Start of Records to process

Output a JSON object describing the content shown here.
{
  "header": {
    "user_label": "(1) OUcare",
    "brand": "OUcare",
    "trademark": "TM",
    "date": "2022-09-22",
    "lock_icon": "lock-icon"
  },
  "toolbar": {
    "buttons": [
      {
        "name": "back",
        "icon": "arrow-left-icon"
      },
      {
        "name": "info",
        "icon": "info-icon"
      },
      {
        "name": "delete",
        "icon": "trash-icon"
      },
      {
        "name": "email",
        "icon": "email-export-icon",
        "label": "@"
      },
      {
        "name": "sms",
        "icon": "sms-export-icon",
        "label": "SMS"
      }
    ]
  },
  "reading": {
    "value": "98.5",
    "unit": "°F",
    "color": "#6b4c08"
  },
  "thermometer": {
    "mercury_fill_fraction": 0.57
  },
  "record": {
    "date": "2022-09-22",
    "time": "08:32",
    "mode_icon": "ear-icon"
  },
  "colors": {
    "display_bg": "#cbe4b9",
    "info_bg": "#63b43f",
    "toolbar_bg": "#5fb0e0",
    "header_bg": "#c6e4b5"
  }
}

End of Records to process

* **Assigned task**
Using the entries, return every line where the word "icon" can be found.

* **Solution to this task**
    "lock_icon": "lock-icon"
        "icon": "arrow-left-icon"
        "icon": "info-icon"
        "icon": "trash-icon"
        "icon": "email-export-icon",
        "icon": "sms-export-icon",
    "mode_icon": "ear-icon"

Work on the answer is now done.